REQUIREMENT: If a line in the records below contains the word "button", copy it.
##### DATA TO EXAMINE
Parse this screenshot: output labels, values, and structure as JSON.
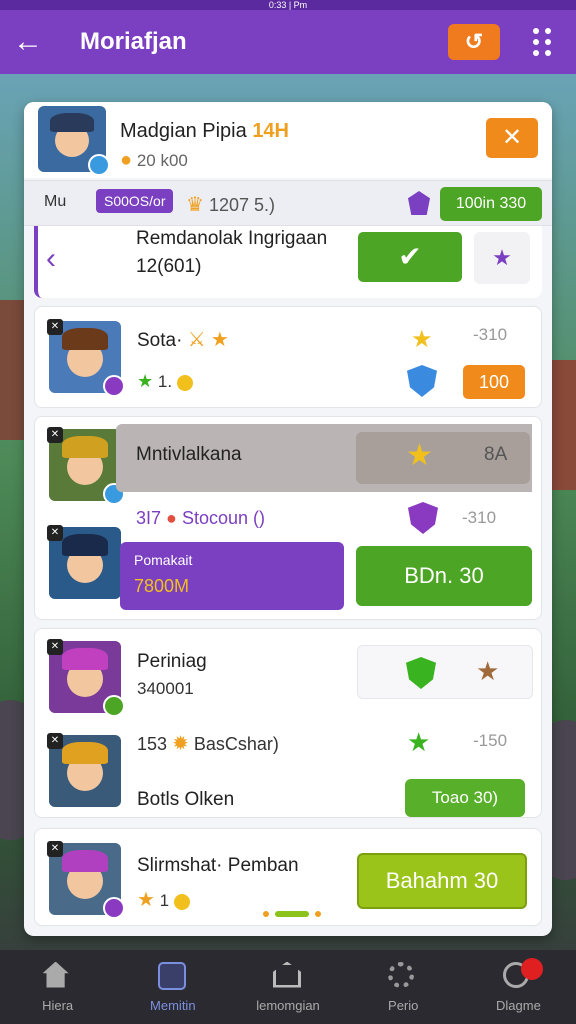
{
  "status_bar": {
    "text": "0:33 | Pm"
  },
  "app_bar": {
    "title": "Moriafjan",
    "power_label": "↺"
  },
  "header": {
    "name": "Madgian Pipia",
    "level": "14H",
    "coins": "20 k00"
  },
  "stats": {
    "label": "Mu",
    "tag": "S00OS/or",
    "value": "1207  5.)",
    "button": "100in 330"
  },
  "quest": {
    "title": "Remdanolak Ingrigaan",
    "sub": "12(601)"
  },
  "rows": [
    {
      "name": "Sota·",
      "sub": "1.",
      "cost": "-310",
      "button": "100"
    },
    {
      "name": "Mntivlalkana",
      "value": "8A"
    },
    {
      "name": "3I7",
      "sub": "Stocoun ()",
      "cost": "-310",
      "label": "Pomakait",
      "amount": "7800M",
      "button": "BDn. 30"
    },
    {
      "name": "Periniag",
      "sub": "340001",
      "cost": "-150"
    },
    {
      "name": "153",
      "sub": "BasCshar)"
    },
    {
      "name": "Botls Olken",
      "button": "Toao 30)"
    },
    {
      "name": "Slirmshat· Pemban",
      "sub": "1",
      "button": "Bahahm 30"
    }
  ],
  "nav": [
    {
      "label": "Hiera",
      "icon": "home-icon"
    },
    {
      "label": "Memitin",
      "icon": "box-icon"
    },
    {
      "label": "lemomgian",
      "icon": "house-icon"
    },
    {
      "label": "Perio",
      "icon": "gear-icon"
    },
    {
      "label": "Dlagme",
      "icon": "notification-icon"
    }
  ],
  "colors": {
    "primary": "#7b3fc1",
    "accent": "#f08a1a",
    "success": "#4ca524"
  }
}
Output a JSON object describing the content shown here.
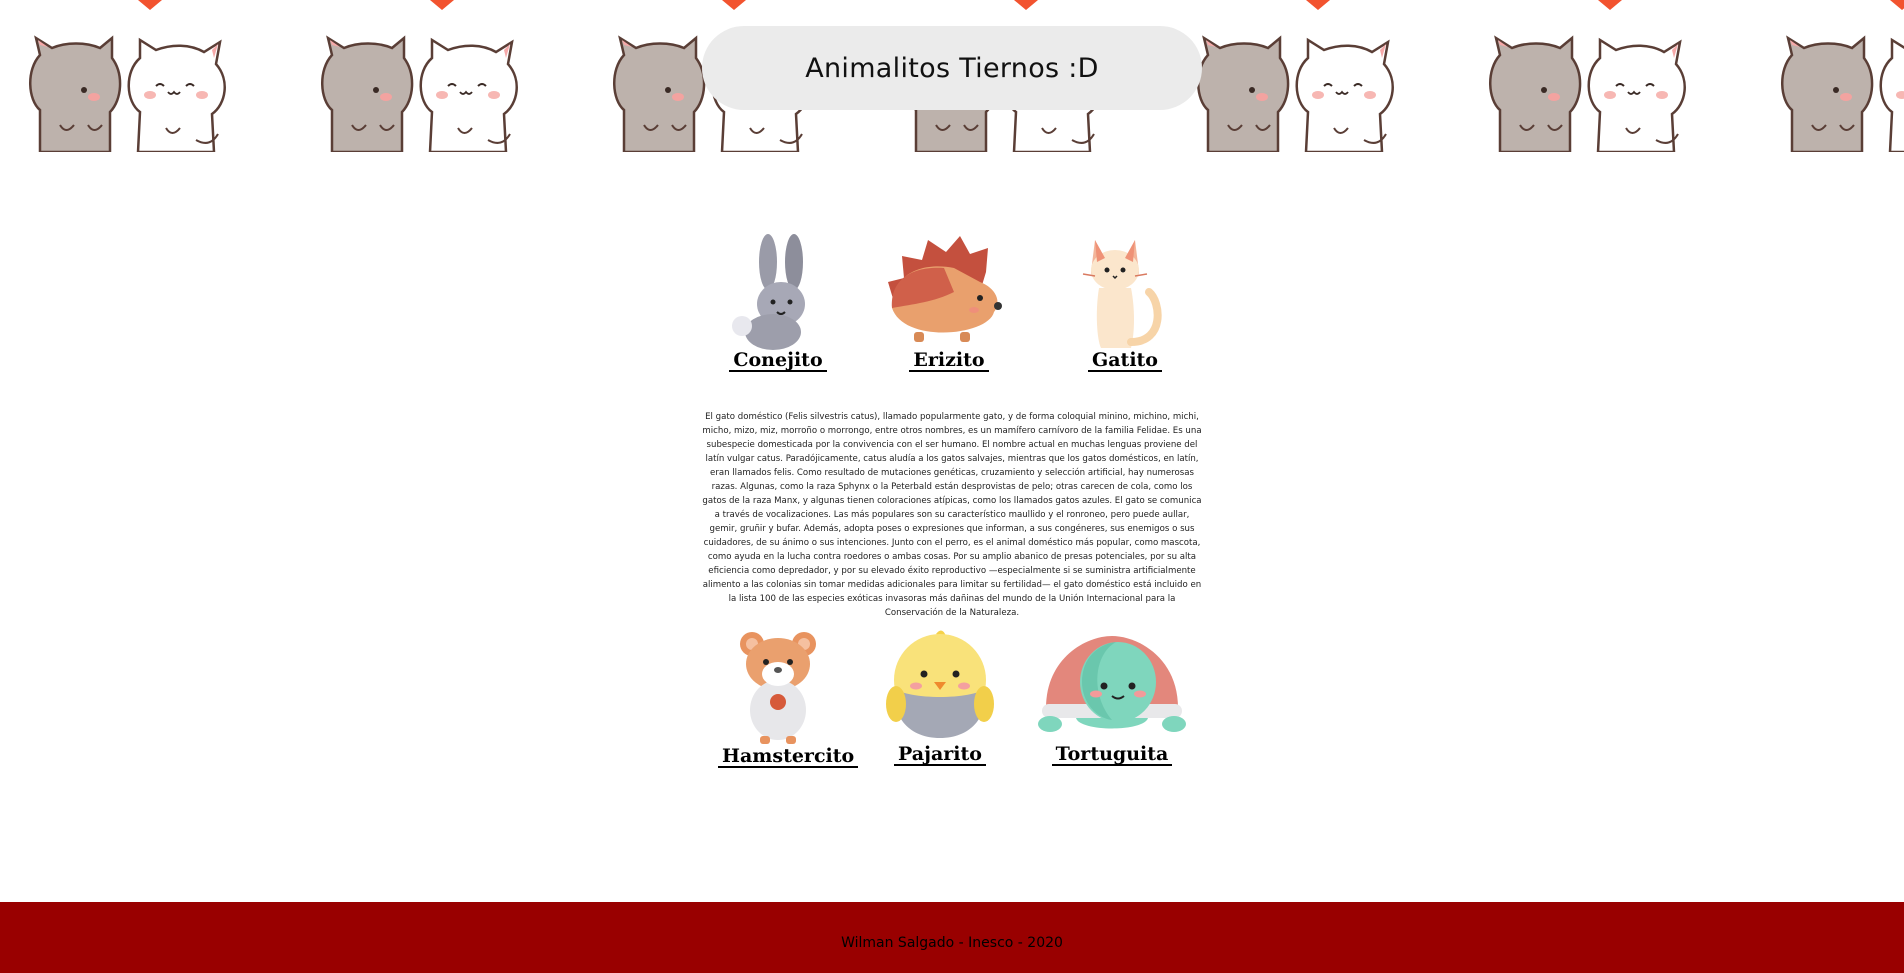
{
  "header": {
    "title": "Animalitos Tiernos :D",
    "banner_image": "kissing-cats-pattern"
  },
  "animals_top": [
    {
      "name": "Conejito",
      "icon": "rabbit-icon"
    },
    {
      "name": "Erizito",
      "icon": "hedgehog-icon"
    },
    {
      "name": "Gatito",
      "icon": "cat-icon"
    }
  ],
  "description": "El gato doméstico (Felis silvestris catus), llamado popularmente gato, y de forma coloquial minino, michino, michi, micho, mizo, miz, morroño o morrongo, entre otros nombres, es un mamífero carnívoro de la familia Felidae. Es una subespecie domesticada por la convivencia con el ser humano. El nombre actual en muchas lenguas proviene del latín vulgar catus. Paradójicamente, catus aludía a los gatos salvajes, mientras que los gatos domésticos, en latín, eran llamados felis. Como resultado de mutaciones genéticas, cruzamiento y selección artificial, hay numerosas razas. Algunas, como la raza Sphynx o la Peterbald están desprovistas de pelo; otras carecen de cola, como los gatos de la raza Manx, y algunas tienen coloraciones atípicas, como los llamados gatos azules. El gato se comunica a través de vocalizaciones. Las más populares son su característico maullido y el ronroneo, pero puede aullar, gemir, gruñir y bufar. Además, adopta poses o expresiones que informan, a sus congéneres, sus enemigos o sus cuidadores, de su ánimo o sus intenciones. Junto con el perro, es el animal doméstico más popular, como mascota, como ayuda en la lucha contra roedores o ambas cosas. Por su amplio abanico de presas potenciales, por su alta eficiencia como depredador, y por su elevado éxito reproductivo —especialmente si se suministra artificialmente alimento a las colonias sin tomar medidas adicionales para limitar su fertilidad— el gato doméstico está incluido en la lista 100 de las especies exóticas invasoras más dañinas del mundo de la Unión Internacional para la Conservación de la Naturaleza.",
  "animals_bottom": [
    {
      "name": "Hamstercito",
      "icon": "hamster-icon"
    },
    {
      "name": "Pajarito",
      "icon": "chick-icon"
    },
    {
      "name": "Tortuguita",
      "icon": "turtle-icon"
    }
  ],
  "footer": {
    "text": "Wilman Salgado - Inesco - 2020"
  },
  "colors": {
    "title_pill": "#ebebeb",
    "footer_bg": "#990000",
    "heart": "#f2532f"
  }
}
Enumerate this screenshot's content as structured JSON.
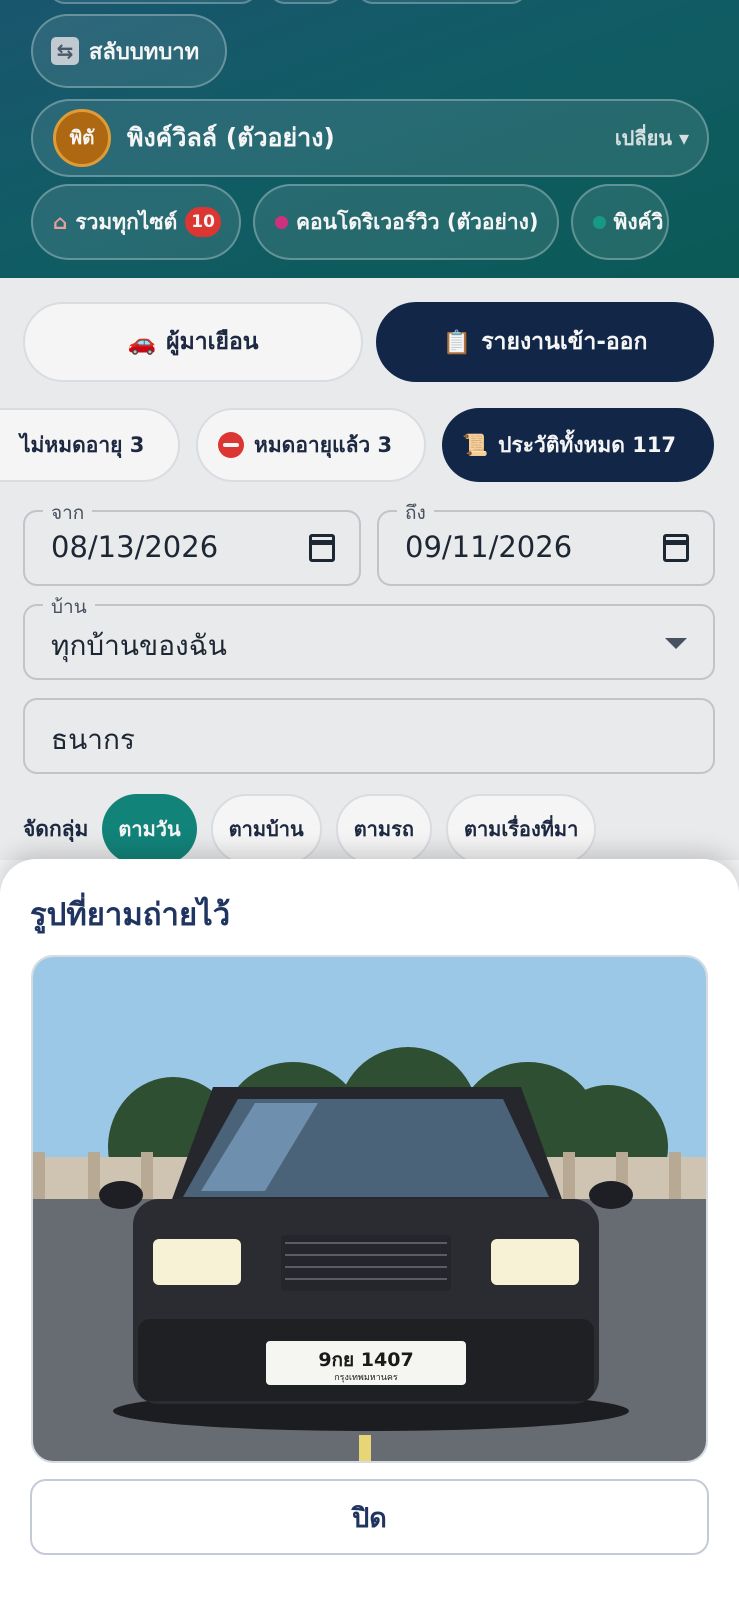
{
  "header": {
    "role_switch_label": "สลับบทบาท",
    "site": {
      "avatar_text": "พิตั",
      "name": "พิงค์วิลล์ (ตัวอย่าง)",
      "change_label": "เปลี่ยน ▾",
      "avatar_color": "#b56d12"
    },
    "site_chips": [
      {
        "label": "รวมทุกไซต์",
        "badge": "10"
      },
      {
        "label": "คอนโดริเวอร์วิว (ตัวอย่าง)",
        "dot_color": "#d63384"
      },
      {
        "label": "พิงค์วิ",
        "dot_color": "#1aa08c"
      }
    ]
  },
  "tabs": {
    "visitors": {
      "icon": "🚗",
      "label": "ผู้มาเยือน"
    },
    "report": {
      "icon": "📋",
      "label": "รายงานเข้า-ออก"
    }
  },
  "filters": [
    {
      "label": "ไม่หมดอายุ 3"
    },
    {
      "label": "หมดอายุแล้ว 3"
    },
    {
      "icon": "📜",
      "label": "ประวัติทั้งหมด 117"
    }
  ],
  "date_from": {
    "label": "จาก",
    "value": "08/13/2026"
  },
  "date_to": {
    "label": "ถึง",
    "value": "09/11/2026"
  },
  "house_select": {
    "label": "บ้าน",
    "value": "ทุกบ้านของฉัน"
  },
  "search": {
    "value": "ธนากร"
  },
  "group_by": {
    "label": "จัดกลุ่ม",
    "options": [
      "ตามวัน",
      "ตามบ้าน",
      "ตามรถ",
      "ตามเรื่องที่มา"
    ],
    "selected": "ตามวัน"
  },
  "sheet": {
    "title": "รูปที่ยามถ่ายไว้",
    "plate_number": "9กย 1407",
    "plate_province": "กรุงเทพมหานคร",
    "close_label": "ปิด"
  },
  "colors": {
    "navy": "#13294b",
    "teal": "#13897e",
    "title_blue": "#1f3460"
  }
}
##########
WRITTEN RESPONSE:
    "button": "100in 330"
      "button": "100"
      "button": "BDn. 30"
      "button": "Toao 30)"
      "button": "Bahahm 30"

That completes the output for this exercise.